While the Excalibur is used by many on the Treasure Coast, the Minelab CTX 3030 is very prominent on South Florida beaches. The CTX costs about twice as much as an Excalibur.
The CTX has a lot more features and settings than the Excalibur, including a screen for target ID, various program selection, GPS, etc. Instead of a few knobs, the CTX provides a lot of flexibility and options.
South Florida beaches have a lot more valuable modern jewelry and that is what the hard-core guys down there focus on most of the time. It is also easier to justify the additional cost of a more expensive detector in South Florida where you can hunt in the water more of the year and where there is a lot more expensive jewelry to be found. The additional expense can often be paid off by a single find.
I mention the relative prominence of the Excalibur on the Treasure Coast as compared to the CTX in South Florida only to point out how situations affect detector selection.
The third detector that I want to discuss is the Garrett ATX. The ATX is often used in the gold fields and has good sensitivity to small gold. The cost of the Garrett ATX (just over $2000) is close to that of the Minelab CTX.
The ATX is very different from the Ace, the Excalibur and the CTX, which I just discussed in passing.
I've discussed the ATX some in recent posts. The keep it short, the ATX is a not the easiest detector to use straight out of the box - at least not if you want to be absolutely sure that you are getting good performance from it.
The ATX is a Pulse Induction detector and is very sensitive to small iron.

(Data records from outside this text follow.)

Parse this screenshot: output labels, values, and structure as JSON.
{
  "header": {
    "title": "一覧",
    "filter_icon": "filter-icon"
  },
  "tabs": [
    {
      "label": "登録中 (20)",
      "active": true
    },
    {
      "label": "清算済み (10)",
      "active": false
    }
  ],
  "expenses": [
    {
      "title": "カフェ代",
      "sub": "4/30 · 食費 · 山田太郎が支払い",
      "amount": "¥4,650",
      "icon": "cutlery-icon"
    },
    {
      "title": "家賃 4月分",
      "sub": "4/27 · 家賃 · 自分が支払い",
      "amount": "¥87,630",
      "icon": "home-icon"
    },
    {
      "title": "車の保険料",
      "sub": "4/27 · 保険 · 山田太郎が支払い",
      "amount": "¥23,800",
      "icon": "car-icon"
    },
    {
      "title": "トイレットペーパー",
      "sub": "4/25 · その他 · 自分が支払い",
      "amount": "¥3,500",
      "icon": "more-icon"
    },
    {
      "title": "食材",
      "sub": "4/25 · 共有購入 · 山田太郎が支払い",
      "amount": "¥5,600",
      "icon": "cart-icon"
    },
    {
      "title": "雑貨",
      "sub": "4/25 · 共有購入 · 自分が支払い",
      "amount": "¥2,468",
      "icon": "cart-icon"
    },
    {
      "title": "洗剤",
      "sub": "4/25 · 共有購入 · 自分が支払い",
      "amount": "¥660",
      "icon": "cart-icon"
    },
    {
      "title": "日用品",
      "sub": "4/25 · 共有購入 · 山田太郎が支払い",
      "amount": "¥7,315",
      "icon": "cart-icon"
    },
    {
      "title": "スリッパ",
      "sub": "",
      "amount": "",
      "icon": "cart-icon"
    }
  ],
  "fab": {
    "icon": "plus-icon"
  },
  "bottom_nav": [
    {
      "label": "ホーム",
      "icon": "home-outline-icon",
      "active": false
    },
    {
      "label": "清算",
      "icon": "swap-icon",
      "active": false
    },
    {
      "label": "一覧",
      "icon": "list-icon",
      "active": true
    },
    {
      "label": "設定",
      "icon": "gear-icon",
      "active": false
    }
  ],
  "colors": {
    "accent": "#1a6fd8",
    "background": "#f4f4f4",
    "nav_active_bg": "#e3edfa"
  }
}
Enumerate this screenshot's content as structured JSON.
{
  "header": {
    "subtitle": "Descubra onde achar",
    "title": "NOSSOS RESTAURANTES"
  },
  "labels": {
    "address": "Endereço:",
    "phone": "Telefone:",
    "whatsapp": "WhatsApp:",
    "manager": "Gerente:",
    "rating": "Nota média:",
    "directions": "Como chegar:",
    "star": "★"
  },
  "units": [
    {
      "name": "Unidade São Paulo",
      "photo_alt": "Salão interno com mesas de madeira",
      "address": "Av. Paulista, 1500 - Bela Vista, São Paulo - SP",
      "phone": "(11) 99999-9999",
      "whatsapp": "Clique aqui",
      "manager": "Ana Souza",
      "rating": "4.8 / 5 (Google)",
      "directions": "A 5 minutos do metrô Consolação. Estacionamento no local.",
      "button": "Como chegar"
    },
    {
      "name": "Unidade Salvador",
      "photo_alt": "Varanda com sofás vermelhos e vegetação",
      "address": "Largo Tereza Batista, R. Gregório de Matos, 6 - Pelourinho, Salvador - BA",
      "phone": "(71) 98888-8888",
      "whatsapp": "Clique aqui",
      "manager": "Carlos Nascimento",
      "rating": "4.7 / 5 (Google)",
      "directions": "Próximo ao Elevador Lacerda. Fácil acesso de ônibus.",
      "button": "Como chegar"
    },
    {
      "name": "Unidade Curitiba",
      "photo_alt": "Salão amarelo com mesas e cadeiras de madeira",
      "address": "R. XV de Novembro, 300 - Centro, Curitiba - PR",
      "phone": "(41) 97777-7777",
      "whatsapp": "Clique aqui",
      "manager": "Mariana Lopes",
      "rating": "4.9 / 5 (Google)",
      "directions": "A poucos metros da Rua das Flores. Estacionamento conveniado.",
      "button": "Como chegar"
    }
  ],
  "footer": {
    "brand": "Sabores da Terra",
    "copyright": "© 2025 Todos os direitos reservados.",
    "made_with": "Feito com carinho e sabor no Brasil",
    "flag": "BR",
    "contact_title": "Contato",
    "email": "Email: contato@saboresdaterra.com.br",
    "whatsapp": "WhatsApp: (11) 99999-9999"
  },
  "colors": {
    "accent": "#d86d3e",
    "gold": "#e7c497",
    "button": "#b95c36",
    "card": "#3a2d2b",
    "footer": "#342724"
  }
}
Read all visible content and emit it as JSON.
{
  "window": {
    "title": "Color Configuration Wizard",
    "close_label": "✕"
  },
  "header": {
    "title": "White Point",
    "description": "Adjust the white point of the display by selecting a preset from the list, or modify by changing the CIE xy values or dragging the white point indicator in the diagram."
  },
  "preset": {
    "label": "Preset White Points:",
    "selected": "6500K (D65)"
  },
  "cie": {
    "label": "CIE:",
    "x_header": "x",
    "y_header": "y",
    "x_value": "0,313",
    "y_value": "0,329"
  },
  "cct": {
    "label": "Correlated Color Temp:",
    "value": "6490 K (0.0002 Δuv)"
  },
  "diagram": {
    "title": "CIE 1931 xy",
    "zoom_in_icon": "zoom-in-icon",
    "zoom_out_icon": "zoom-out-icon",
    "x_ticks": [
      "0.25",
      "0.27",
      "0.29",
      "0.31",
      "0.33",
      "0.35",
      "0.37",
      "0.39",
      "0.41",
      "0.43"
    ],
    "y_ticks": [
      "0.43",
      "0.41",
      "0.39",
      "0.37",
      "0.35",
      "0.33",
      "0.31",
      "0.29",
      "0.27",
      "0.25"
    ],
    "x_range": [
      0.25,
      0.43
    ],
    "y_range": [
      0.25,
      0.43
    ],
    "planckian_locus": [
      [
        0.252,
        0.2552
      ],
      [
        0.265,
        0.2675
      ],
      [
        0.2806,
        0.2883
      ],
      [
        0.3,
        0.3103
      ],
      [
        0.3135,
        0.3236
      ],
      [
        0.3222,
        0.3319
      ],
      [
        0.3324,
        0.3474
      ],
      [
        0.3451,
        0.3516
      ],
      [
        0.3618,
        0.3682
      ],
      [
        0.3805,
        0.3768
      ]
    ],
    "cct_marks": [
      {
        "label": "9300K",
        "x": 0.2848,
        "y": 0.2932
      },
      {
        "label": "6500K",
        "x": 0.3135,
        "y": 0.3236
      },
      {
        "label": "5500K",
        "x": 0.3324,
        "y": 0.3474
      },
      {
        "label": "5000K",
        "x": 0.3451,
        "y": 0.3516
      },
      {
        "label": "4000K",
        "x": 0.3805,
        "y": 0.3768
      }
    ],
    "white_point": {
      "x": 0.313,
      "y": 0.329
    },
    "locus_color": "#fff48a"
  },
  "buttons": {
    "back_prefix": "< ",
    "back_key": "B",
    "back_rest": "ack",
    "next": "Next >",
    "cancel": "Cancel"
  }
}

If you are someone who likes using a lot of discrimination, the ATX is not for you. The Excalibur is not overly sensitive to iron, but the ATX is very sensitive to iron. Yes the ATX offers discrimination, but if you use much of it, you will really reduce sensitivity to good low conductive targets and negate the very features you paid for.
The ATX has both a non-motion and motion mode. The non-motion mode is the most sensitive, but also the most difficult to use. Even the manual states that the non-motion mode is not for beginners.
To get near optimal performance out of an ATX requires experience and skill. If you want maximum sensitivity and depth, which is considerable with the ATX, you need to get the settings right.
So when would you use the ATX on a beach or in the shallow water? My answer is, When you want the best depth on small valuable targets and have the patience and skill to deal with junk.
The ATX will detect near microscopic pieces of iron, but it also gives you good sensitivity to small gold. It will detect a small gold ring deeper than it will detect a clad dime. You will get good depth on small gold IF you use the ATX well.
There are a lot of options and settings on the ATX. Careful adjustment and proper use will pay off in good performance.
There are times when the ACE, costing around $250, would be the better choice than the ATX, which costs about ten times as much. The ACE might well be the choice in dry sand when you want to quickly skim for modern finds, as one example.
This post is not about three or four detectors. It is about making calculated strategic decisions based upon how features of different detectors match the circumstances and your goals.
Odyssey Marine Explorations stock has really fallen off as they are being sued by the Securities and Exchange Commission.
On the Treasure Coast we have another couple of days of smooth surf and South winds. Nothing new or exciting about that.